## [Task details]
Scan the material and copy every line in which "mars" appears.

## [Supplied data]
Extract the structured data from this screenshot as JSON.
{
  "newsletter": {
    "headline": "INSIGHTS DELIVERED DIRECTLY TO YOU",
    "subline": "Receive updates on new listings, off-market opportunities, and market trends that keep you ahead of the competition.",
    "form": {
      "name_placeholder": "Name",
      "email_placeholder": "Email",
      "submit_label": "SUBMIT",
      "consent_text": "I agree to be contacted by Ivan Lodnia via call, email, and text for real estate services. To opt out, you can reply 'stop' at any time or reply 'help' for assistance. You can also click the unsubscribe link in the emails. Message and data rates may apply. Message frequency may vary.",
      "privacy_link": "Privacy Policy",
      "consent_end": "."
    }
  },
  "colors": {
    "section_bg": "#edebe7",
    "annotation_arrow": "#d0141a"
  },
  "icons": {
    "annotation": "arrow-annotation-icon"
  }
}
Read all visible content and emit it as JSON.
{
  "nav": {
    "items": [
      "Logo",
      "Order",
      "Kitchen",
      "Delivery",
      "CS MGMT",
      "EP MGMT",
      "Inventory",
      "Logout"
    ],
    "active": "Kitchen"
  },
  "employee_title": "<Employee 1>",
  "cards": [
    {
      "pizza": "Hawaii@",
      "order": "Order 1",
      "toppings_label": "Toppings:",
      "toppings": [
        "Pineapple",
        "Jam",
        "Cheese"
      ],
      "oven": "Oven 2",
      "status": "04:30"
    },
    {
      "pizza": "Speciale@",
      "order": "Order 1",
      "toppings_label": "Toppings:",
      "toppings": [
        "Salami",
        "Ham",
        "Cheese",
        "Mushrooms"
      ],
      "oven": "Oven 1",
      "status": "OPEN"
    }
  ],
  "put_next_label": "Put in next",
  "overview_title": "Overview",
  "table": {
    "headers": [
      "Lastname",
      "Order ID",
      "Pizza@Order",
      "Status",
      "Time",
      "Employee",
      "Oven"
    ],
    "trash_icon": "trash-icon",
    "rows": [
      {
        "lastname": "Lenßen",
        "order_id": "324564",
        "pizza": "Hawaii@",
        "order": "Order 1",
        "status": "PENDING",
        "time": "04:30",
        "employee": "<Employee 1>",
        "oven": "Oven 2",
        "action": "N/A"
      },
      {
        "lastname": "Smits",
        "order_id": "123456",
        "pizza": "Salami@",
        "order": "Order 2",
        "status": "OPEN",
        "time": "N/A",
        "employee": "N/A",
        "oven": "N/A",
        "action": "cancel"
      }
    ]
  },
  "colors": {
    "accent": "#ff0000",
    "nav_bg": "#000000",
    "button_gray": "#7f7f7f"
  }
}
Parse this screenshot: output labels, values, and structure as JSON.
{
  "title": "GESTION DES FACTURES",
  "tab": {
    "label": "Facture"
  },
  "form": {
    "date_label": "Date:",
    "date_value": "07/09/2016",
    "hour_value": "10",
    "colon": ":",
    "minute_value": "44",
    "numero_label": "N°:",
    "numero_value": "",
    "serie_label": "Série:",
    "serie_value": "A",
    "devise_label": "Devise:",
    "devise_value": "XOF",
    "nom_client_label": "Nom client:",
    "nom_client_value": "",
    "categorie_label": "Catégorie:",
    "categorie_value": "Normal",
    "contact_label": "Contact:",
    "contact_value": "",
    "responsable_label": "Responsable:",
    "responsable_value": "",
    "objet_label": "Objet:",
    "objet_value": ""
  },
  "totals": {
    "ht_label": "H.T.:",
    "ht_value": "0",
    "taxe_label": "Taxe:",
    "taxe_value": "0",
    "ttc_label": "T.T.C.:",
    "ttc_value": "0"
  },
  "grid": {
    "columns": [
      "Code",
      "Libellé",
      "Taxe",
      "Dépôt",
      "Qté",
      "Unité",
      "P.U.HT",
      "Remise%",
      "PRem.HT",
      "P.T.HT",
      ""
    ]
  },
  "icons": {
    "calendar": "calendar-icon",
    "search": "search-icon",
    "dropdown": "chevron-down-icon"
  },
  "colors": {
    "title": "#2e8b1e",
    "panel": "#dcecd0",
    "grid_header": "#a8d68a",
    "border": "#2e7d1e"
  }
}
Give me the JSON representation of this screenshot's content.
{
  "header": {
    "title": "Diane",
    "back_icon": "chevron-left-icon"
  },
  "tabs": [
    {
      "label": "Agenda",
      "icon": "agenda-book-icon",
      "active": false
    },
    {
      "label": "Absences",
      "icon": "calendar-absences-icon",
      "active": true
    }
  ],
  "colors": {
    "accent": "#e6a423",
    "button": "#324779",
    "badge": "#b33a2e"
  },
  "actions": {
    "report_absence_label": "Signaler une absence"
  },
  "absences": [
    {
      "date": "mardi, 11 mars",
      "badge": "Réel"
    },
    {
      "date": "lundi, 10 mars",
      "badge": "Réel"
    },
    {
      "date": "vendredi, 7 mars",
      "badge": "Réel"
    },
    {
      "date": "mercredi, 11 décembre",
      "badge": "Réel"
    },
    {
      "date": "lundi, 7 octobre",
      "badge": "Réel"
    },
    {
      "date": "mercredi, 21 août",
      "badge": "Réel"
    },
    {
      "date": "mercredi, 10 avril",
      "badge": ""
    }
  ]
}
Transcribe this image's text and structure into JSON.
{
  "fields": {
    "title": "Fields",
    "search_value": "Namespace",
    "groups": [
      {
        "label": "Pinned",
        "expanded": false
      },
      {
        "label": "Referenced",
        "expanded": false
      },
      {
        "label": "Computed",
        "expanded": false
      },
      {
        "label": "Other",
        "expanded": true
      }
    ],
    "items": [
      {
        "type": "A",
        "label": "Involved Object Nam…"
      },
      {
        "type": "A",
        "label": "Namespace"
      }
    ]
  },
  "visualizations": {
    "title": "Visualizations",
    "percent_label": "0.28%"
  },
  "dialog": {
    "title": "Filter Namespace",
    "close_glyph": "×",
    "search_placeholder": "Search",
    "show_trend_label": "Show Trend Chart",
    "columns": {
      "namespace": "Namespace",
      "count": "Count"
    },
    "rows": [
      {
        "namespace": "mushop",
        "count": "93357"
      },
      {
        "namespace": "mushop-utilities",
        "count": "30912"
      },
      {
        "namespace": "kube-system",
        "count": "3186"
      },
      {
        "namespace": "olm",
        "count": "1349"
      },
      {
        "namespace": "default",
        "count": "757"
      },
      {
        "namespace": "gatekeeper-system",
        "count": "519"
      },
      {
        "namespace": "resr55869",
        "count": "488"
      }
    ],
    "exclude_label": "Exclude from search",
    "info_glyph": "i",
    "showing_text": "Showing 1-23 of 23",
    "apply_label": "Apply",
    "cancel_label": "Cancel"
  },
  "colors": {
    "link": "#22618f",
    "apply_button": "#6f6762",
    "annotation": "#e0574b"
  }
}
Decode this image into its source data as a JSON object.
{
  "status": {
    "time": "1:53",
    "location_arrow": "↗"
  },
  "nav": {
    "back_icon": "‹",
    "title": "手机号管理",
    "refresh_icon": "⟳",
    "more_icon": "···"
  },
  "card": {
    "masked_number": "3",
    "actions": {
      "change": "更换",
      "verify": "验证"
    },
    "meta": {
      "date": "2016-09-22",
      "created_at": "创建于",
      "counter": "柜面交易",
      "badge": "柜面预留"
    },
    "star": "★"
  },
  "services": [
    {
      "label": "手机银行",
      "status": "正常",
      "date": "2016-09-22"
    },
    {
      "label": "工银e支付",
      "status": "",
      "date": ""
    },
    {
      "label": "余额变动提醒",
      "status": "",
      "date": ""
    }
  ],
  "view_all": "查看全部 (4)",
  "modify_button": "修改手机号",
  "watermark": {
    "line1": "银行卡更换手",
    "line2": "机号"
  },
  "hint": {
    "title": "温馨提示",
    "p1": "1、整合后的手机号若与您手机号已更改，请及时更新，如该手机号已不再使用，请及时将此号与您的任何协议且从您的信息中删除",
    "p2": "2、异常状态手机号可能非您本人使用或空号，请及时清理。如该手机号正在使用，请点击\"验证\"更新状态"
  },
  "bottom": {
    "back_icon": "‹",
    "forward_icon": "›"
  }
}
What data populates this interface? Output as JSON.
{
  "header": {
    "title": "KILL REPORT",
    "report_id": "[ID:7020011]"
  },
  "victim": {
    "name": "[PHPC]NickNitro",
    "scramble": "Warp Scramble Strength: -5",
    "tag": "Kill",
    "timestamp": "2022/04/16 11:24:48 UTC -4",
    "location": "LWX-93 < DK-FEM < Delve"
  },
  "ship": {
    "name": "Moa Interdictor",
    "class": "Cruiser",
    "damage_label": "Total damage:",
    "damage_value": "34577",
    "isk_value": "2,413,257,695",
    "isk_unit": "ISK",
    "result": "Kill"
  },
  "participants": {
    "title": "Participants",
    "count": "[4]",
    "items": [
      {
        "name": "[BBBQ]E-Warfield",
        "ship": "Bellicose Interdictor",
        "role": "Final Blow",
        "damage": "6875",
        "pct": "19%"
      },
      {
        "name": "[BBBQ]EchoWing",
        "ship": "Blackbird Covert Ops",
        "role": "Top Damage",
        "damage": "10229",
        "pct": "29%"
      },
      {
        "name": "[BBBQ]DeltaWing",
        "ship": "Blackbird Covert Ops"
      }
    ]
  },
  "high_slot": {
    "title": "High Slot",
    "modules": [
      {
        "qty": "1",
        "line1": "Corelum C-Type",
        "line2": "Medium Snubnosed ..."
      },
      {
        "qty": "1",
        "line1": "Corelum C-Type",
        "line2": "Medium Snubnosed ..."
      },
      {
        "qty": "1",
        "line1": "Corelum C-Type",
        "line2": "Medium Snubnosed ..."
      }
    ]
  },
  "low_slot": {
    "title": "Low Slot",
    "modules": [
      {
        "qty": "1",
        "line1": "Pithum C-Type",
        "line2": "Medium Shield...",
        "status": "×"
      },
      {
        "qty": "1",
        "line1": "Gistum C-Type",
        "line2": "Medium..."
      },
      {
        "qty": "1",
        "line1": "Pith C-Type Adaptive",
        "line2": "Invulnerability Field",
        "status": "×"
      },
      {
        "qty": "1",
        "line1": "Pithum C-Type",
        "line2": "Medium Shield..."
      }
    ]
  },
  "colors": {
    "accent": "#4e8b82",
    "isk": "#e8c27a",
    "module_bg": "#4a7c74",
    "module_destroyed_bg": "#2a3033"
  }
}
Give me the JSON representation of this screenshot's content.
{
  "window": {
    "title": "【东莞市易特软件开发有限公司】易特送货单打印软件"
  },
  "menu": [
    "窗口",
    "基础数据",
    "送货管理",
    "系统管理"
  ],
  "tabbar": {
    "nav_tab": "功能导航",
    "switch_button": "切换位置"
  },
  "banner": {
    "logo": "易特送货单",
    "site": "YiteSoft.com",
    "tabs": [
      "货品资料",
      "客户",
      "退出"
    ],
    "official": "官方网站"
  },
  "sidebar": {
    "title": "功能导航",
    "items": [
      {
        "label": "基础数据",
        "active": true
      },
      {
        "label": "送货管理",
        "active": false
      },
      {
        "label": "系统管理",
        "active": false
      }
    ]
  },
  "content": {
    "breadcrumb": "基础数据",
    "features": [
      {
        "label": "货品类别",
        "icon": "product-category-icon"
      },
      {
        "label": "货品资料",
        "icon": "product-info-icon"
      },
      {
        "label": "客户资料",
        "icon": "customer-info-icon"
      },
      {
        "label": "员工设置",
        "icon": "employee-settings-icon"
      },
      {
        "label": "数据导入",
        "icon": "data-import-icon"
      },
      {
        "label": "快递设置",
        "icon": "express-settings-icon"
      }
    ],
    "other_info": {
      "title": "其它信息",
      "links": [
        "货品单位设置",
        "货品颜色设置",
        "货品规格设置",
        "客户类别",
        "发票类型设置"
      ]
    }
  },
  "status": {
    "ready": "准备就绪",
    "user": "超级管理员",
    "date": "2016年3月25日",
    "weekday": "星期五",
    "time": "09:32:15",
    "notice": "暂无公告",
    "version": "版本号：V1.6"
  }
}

## [Response below]
      "date": "mardi, 11 mars",
      "date": "lundi, 10 mars",
      "date": "vendredi, 7 mars",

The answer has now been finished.